If you ever visited The Netherlands, you noticed that biking is not only used for sports but as one of the means of transportation. According to the National Cyclists Federation there are 13,5 million bikes in this country for a total population of 16,9 million inhabitants.
We use them to go to work, weddings, concerts, shopping, etc., and to transport ‘batches” of kids in one go, by using a special bike made for that. I cannot forget to mention that there is a bike that carries coffins to funerals as well. So, you got the picture.
You will not find the same in any other country in the world with a similar level of wealth. The Dutch like the bike for the independence and flexibility that it offers; particularly to be always on time and for being a cheap way to move around.
You will see young and old, men and women, rich and poor, and even car owners biking. These are not just short rides. To put things into numbers, that is how it works in reality is: on average, a Dutchman rides each year 300 bike rides for about 878 miles. A quarter of all trips and one-third of all trips is up to 7.5 kilometers. This makes more than 4.5 billion annual bike rides and make 15 billion kilometers. And there are around 35.000 kilometers of cycle paths in the country.

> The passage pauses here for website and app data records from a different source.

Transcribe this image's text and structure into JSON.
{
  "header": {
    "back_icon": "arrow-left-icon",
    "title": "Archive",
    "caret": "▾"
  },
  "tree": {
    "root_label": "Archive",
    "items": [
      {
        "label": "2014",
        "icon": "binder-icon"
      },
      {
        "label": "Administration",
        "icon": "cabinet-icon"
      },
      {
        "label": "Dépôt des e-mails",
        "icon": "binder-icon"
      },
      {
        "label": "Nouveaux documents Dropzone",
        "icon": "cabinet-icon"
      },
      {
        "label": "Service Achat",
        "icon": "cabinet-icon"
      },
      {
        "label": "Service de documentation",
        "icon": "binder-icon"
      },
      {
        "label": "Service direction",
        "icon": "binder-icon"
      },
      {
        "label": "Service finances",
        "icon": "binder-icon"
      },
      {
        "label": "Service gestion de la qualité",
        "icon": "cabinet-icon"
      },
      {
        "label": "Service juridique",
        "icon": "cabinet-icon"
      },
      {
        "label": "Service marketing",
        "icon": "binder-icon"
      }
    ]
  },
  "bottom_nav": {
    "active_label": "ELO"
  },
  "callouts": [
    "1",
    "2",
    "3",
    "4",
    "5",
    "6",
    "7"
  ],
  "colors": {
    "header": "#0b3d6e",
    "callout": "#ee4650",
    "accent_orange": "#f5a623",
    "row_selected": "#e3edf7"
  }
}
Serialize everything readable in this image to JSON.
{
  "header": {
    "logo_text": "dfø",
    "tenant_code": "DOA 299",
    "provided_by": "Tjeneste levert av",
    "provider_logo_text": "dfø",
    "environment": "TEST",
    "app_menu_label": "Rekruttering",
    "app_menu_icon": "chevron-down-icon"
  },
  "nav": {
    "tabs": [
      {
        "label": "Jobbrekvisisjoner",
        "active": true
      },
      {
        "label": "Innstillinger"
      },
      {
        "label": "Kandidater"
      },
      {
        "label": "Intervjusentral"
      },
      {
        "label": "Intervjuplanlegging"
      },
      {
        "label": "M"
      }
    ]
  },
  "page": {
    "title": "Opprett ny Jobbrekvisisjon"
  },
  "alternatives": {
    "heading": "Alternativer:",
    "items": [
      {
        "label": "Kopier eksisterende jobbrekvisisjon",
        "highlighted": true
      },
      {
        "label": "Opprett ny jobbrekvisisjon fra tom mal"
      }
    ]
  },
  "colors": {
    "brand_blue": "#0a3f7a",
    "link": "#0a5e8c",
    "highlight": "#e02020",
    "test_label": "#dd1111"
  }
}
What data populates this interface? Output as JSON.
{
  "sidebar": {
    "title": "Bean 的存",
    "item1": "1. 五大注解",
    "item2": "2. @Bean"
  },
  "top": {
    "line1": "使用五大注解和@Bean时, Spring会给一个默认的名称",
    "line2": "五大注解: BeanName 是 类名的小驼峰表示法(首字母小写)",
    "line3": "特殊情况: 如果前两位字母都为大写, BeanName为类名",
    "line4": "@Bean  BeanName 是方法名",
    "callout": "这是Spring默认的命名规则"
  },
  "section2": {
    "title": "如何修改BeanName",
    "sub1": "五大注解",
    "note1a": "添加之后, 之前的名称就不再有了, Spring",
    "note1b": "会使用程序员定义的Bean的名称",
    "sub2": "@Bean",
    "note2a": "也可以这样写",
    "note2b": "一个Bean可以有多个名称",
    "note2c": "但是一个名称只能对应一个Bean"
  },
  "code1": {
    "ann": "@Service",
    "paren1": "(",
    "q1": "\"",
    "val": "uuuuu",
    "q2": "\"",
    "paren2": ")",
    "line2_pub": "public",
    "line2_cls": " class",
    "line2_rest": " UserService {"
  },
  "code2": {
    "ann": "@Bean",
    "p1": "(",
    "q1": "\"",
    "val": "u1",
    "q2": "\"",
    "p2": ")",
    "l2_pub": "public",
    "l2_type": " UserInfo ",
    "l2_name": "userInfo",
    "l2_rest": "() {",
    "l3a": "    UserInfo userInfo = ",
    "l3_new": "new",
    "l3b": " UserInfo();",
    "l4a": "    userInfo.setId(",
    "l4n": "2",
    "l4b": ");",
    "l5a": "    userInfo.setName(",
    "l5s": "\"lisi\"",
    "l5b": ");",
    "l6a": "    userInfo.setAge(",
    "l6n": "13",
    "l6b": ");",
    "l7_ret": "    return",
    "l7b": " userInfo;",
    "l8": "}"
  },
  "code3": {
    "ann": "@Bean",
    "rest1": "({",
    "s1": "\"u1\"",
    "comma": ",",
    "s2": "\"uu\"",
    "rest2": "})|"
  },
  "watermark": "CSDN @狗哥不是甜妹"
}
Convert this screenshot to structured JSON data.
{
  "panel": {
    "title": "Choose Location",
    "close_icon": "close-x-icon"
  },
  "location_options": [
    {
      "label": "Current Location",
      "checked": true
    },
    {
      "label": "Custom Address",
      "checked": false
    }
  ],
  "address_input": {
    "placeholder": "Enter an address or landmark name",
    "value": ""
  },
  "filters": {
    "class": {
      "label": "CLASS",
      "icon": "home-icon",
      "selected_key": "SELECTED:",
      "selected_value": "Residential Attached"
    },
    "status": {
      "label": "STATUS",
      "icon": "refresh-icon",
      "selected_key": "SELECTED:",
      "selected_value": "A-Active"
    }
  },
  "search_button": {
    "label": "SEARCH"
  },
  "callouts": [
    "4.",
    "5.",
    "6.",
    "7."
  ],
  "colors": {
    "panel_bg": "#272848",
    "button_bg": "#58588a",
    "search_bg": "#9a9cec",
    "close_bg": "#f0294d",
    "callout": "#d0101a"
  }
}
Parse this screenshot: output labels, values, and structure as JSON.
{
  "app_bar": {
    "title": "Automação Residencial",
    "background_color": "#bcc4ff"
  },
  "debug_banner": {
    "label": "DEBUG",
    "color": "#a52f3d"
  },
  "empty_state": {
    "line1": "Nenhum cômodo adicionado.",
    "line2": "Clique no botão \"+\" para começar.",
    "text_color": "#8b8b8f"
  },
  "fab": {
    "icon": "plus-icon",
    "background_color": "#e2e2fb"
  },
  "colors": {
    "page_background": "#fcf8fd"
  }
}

What you perhaps don’t know is that there is a black market for stolen bikes. The last estimate made by the CBS Central Bureau of Statistics for the annual theft rate is this: in 2008 – 858,000 which increased by 4.5% in 2009 to 897,000. And that is why we use old and rusted bikes, and spend more money with bike-locks than the bike itself.
I gave you all these statistics to tell a story.
On one occasion I cycled together with my husband and daughter to meet Brazilian friends at the Central Station in Amsterdam. I recollect their age being around 70. They travelled with their granddaughter.
Later in that evening, when we met again for dinner, the granddaughter told me a very funny story. Granddad had been in shock to see us riding bikes in such poor state. He asked her if we were having financial difficulties!
If you also don’t know, besides being not a small and flat country like the Netherlands, Brazil is a country of real social discrepancy. Those who cannot afford a car, use old and rusted bikes, as perhaps the only means of transportation.
Until today when we meet them, we have a big laugh remembering that day.